◆ **WHAT TO PRODUCE**
Nothing but a number belongs in the answer: the count of lines below that contain the word "JSON".

◆ **PROVIDED MATERIAL**
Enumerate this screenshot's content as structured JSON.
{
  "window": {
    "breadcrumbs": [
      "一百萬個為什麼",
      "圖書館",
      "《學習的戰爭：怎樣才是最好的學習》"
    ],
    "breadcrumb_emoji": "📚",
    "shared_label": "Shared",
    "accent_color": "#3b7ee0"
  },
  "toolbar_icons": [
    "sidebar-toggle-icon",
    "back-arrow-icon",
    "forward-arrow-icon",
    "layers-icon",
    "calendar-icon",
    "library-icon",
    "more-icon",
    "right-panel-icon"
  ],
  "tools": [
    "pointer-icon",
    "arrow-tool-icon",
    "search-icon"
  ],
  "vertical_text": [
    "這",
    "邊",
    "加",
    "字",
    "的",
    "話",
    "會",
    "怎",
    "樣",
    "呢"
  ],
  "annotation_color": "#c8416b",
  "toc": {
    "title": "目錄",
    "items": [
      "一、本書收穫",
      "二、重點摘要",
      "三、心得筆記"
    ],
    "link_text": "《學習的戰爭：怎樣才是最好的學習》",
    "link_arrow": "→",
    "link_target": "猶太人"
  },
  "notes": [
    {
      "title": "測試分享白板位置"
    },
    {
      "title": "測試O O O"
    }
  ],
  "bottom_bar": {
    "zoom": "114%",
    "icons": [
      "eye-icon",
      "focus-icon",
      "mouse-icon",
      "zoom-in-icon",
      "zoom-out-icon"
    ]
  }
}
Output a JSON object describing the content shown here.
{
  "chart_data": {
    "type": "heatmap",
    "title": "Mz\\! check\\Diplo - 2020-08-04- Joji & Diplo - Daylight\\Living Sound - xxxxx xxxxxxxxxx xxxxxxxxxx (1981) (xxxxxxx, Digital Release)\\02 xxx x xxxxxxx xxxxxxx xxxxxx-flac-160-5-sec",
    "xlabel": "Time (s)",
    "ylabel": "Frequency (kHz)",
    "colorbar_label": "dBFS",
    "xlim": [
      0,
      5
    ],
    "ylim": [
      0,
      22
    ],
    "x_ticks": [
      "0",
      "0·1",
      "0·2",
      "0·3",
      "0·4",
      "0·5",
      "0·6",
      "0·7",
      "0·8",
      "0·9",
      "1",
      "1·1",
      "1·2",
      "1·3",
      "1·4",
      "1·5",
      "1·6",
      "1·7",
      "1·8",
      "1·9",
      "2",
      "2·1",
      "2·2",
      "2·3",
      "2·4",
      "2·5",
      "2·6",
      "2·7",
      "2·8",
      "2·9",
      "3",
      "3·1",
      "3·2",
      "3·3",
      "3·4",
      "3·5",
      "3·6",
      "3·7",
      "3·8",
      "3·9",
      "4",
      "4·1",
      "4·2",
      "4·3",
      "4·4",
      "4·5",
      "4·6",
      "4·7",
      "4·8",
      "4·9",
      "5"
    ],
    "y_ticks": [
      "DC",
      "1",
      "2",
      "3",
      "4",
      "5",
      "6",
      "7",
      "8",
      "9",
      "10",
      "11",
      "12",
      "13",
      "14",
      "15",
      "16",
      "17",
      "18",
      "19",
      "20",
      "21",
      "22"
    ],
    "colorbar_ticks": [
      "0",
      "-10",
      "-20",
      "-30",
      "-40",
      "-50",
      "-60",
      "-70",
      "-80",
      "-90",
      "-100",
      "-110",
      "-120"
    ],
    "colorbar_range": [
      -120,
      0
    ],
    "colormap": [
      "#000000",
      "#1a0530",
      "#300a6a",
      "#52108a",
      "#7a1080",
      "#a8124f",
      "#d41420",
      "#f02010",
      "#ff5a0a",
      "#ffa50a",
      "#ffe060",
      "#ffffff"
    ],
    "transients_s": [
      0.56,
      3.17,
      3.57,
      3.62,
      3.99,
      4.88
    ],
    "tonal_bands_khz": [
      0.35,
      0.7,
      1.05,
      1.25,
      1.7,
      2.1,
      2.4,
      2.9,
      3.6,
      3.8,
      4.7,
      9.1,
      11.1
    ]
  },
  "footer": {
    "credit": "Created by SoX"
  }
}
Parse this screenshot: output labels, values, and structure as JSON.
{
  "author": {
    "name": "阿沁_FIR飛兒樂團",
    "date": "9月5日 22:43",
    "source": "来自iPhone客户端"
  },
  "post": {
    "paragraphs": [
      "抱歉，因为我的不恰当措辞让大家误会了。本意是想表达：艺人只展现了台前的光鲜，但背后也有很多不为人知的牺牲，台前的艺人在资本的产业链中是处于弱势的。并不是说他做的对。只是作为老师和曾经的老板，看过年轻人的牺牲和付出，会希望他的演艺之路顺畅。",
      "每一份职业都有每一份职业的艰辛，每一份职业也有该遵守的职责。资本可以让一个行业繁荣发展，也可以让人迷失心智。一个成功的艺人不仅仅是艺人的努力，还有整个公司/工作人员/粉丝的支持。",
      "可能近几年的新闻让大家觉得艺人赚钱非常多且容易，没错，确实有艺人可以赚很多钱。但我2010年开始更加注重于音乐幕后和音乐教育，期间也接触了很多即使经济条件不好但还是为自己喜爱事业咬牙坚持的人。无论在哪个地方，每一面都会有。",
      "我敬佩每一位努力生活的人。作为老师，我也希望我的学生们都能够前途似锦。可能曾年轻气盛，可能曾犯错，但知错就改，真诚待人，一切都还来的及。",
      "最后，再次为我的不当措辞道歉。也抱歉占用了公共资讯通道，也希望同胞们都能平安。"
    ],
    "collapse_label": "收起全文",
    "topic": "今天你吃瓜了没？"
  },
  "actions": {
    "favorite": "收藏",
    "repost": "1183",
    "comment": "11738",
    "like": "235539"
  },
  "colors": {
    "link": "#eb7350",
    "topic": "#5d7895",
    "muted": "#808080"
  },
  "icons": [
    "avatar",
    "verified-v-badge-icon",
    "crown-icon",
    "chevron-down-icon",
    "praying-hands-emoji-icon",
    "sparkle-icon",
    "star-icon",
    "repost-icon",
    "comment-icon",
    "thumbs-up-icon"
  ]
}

◆ **SOLUTION FOR THIS PROBLEM**
3